● Work item:
Filter the entries below down to the lines that hold "drive".

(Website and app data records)
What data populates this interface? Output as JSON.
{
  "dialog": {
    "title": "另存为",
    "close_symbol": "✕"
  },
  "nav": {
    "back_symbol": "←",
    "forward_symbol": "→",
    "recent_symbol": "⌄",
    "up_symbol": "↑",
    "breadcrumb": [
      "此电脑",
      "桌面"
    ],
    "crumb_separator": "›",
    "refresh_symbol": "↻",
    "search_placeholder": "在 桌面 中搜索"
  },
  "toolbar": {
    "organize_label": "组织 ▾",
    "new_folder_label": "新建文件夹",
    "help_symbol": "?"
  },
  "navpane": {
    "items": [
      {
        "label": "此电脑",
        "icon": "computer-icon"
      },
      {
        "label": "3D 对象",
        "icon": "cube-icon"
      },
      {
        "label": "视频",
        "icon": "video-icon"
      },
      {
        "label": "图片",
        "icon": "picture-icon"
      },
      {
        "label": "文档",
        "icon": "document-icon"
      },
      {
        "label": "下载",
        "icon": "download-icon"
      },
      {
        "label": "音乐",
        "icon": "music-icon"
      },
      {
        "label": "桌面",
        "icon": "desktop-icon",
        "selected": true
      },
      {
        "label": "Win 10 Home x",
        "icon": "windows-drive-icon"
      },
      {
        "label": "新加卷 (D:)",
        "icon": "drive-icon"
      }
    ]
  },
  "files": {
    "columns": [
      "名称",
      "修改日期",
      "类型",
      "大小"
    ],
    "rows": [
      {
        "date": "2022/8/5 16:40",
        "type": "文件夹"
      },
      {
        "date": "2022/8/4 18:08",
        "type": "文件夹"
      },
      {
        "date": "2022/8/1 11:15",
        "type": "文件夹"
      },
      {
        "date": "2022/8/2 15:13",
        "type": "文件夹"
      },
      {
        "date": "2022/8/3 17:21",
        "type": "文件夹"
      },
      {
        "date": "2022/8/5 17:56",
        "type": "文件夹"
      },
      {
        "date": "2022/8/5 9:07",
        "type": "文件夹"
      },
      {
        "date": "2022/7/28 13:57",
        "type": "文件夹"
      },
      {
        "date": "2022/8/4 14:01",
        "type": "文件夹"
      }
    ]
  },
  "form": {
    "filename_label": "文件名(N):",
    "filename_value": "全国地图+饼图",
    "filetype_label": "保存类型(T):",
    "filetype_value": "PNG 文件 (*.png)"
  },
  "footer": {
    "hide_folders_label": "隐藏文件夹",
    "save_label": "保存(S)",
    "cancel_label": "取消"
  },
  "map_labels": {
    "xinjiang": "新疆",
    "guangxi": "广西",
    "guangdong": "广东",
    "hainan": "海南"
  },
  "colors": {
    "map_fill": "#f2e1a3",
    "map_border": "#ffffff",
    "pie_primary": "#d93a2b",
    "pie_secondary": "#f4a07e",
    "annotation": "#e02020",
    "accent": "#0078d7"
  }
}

● Response to the task:
        "icon": "windows-drive-icon"
        "icon": "drive-icon"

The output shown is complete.